Generally accepted accounting principles (GAAP) allow companies wide latitude in the choice of accounting policies. After a firm chooses a set of accounting policies, current accounting rules permit changes from one alternative policy to another at the discretion of the management. Since reported accounting figures are widely used by a number of external parties, managers of firms have incentives to choose accounting policies in order to influence the behavior of these parties. A variety of managerial motives for
Fraud: Dishonest, confidentiality-breaking, financially sneaky employees, customers, and business partners exist. One wrong move and the fraudulent person can damage the company's reputation and image to the point of closure.
References Association of Certified Fraud Examiners (ACFE). 2006. 2006 ACFE Report to the Nation on Occupational Fraud and Abuse. Available at: http://www.acfe.com/documents /2006-rttn.pdf. Beasley, M., J. Carcello, and D. Hermanson. 1999. Fraudulent Financial Reporting: 1987–1997 An Analysis of U.S. Public Companies. Washington, D.C.: Committee of Sponsoring Organizations of the Treadway Commission. Berenson, A. 2003. The Number: How the Drive for Quarterly
The ethic case study was about an anonymous caller who is the controller of a privately-held, small, start-up company. The company was experiencing a severe cash shortage and was required to present the quarterly financial statements to the local bank, in order to begin receiving funds for the line of credit again. She had concerns that the senior executives of the company provided the local bank with misstated financial statements. The caller was later informed that the accounts payable clerk was instructed to record sales transaction generated by the Chief Executive Officer (CEO) of the company. As a result, the sales and receivables accounts were overstated in the
Internal fraud consists in “a type of fraud that is committed by an individual against an organization. [Furthermore], a perpetrator of fraud engages in activities that are designed to defraud, misappropriate property, or circumvent the regulations, law, or policies of a company”. Not only has the incidence of internal fraud increased in frequency because of the availability of sensitive information such as client details or confidential business documents; moreover, this type of fraud is found in various types of organizations, ranging from corporations, public service institutions and financial institutions. Our analysis will concentrate on the most common and prolific types of internal fraud, namely identity theft, insider trading, loan fraud and wire fraud. Interestingly, PriceWaterhouseCooper conducted a survey that revealed that the “demographics of a typical fraudster are as follows: males (85% of cases), 31-50 years (72% of cases), reached high-school level (50%), Bachelor’s or post graduate degree (50%) and middle or senior management (52%)”.

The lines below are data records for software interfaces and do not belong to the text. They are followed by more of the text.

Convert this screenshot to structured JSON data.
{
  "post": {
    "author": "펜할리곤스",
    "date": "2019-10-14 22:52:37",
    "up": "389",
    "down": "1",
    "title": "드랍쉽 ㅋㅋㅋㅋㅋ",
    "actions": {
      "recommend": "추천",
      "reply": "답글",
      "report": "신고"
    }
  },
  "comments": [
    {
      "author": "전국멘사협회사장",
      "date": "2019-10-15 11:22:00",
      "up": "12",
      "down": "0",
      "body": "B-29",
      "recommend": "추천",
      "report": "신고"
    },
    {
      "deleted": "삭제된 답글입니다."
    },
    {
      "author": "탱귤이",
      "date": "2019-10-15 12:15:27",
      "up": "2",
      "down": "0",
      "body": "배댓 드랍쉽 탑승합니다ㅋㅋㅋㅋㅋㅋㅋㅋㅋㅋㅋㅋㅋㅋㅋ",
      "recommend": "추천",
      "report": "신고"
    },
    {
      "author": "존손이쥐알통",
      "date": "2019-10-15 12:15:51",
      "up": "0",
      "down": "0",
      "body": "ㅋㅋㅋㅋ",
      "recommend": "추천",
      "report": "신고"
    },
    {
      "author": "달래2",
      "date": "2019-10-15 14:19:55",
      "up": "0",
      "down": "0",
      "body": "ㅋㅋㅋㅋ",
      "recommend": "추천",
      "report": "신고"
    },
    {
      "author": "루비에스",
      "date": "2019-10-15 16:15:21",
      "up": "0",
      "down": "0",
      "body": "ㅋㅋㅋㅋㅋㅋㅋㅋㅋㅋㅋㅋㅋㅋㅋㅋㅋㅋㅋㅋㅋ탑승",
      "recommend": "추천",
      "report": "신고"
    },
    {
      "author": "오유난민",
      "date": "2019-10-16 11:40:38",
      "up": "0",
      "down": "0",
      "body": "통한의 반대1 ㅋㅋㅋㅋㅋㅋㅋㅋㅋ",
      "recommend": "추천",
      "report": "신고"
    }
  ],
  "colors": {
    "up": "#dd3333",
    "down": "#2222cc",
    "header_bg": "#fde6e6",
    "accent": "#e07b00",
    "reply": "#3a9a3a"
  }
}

This subject company in this case study is WoolEx Mills. The top management team at the Mills had to act fast to prevent the accusations charged upon them, so that they may venture deep into the United States market. In the process, they had to act in a way that will present the company’s financial statements; cash flows in a way that they did not show any suspicious fraudulent activities. The type of fraud in this case study is known as manipulation of accounts which involves the act of offering the accounts in the way they are not in reality.
There were 347 alleged cases of fraud involving public company according to Fraudulent Financial Reporting: 1998-2007 sponsored by Committee of Sponsoring Organizations of the Treadway Commission (COSO, 2010) that were investigated by Securities and Exchange Commission (SEC) on May 2010, which is showing 53 increased in the number of fraud when compared to the 1987-1997 study (p.5). COSO’s result is a sad number in a 10 year period, which averaging close to 35 accounting frauds a year (p.5). COSO’S study shows out of the nearly 350 financial frauds investigated 60% were identified to involved improper revenue recognition and 89% were recognized the CEOs and/or CFOs involvement (p.5). COSO’s research
When talking about accounting, the first thing we should know is the history of its development. Traditionally, the development is from inductive to deductive. Inductive theory assume what is done by the majority is the most appropriate practice. However, It did not seek to evaluate the logic or merit of
Ethics in any industry is important, but for Accounting professionals and those in need of their services, it is a particularly stressed element. Information provided by accountants is used to make major decisions, including investing, downsizing, expanding, etc, so accountants are expected to be competent, reliable, and have a high degree of professional integrity. Because of these high expectations, the professional accountancy industry, like many other professions, has adopted professional codes of ethics (Woelfel, 1986). These ethical codes go above and beyond the requirements for state or federal laws and regulations. There are several professional organizations within the
2001. It was the year that every individual; man, woman and children on Earth would remember. There was the September 11 event which was considered the worst terrorist attack that has happened in U.S. history, killing a total of 2, 977 people. And not long after that, in the business world, on December 2, the greatest corporate failure was exposed. The crash of Enron in US, followed by the worldwide collapse of its auditor, Arthur Andersen became one the most popular accounting scandal where it is still being talked about even after a decade has passed. Following this scandal, other massive organizations like WorldCom (2002), AIG (2004), and Satyam Computer Services (2009) shared the same fate. Since then, there have been questions being